Andray Blatche will sit out to get in shape

At last Thursday's trade deadline, the Washington Wizards signaled a new direction for the franchise when they traded goofballs JaVale McGee and Nick Young. They were getting serious about winning, forgoing one ineffective youth movement for a more adult rebuilding plan.

Yet, even with McGee and Young gone, the Wizards still have Andray Blatche, a talented player whose maturity level made him the NBA's first one-game captain earlier this season. The franchise still needs to figure out if it can go forward with Blatche's involvement. However, instead of playing him, or trying to see if he can work with their new, Nene-including lineup, they're going to sit him so he can get in shape. From Michael Lee of The Washington Post:

After watching Andray Blatche labor through the past nine games and struggle to contribute, Wizards Coach Randy Wittman announced on Tuesday that he would shut down the 6-foot-11 forward until he is in better condition. Blatche missed more than a month with a strained left calf but has averaged just 5.1 points on 37.7 percent shooting and 3.3 rebounds in about 16 minutes since he returned.

He played five ineffective minutes on Sunday in Memphis, where he went scoreless with one rebound, a foul and a turnover. He missed his only shot attempt, then passed on taking an open jumper to throw a pass directly to Grizzlies guard O.J. Mayo. Wittman benched Blatche for the rest of the game.

"We thought we could maybe try to play him into shape once he got back," Wittman said. "After looking at it, it's unfair for me to put him in that position. And I think what we're going to do, we're going to probably not play him for a while, get him on a program here, where he can really go after it from a conditioning standpoint to get himself back into shape. It's not fair for me to do that to the kid."

With Blatche coming off injury, it's not as if this decision was entirely motivated by the team's new direction. His play suggests that he needs time to heal, and sitting out will give him that opportunity.

Still, the concept of taking time to get in shape means relatively little when there are only five weeks left in the season. It's also not as if the Wizards are sitting him to tank — they've already locked up a pretty good position in the lottery and would do better to see how all their players work together in this new lineup.
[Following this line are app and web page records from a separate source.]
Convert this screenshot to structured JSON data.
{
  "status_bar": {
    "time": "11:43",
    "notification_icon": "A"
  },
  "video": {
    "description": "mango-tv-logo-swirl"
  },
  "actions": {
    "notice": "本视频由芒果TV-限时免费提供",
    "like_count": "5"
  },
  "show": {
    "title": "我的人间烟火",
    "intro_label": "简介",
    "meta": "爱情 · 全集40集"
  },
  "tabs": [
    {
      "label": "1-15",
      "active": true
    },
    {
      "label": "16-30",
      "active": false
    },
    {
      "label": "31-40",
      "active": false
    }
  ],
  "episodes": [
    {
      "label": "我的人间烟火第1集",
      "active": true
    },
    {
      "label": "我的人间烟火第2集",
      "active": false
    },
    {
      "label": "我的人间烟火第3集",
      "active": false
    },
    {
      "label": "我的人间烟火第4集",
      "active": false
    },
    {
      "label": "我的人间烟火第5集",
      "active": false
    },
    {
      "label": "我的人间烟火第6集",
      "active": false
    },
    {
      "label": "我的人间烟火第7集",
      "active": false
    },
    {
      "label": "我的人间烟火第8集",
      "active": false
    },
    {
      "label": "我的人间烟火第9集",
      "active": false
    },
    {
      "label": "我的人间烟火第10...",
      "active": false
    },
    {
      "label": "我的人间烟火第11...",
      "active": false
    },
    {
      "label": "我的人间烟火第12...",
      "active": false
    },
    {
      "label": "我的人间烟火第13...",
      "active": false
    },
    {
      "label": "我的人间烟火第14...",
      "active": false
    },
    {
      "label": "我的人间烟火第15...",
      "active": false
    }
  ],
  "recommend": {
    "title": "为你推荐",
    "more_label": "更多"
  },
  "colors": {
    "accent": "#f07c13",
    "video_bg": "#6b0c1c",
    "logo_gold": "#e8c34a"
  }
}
Interim coach Randy Wittmann claims to have no idea how long Blatche will sit out, which means this will probably be a manner of weeks and not games. Given the time left in the season, it's easy to view this break as a chance for the Wizards to push Blatche into the background with little attention paid to the move. After the season, they can pursue trades as part of the typical summer news cycle. During the season, when no one can avoid seeing who plays on any particular night, it's a little harder to hide him.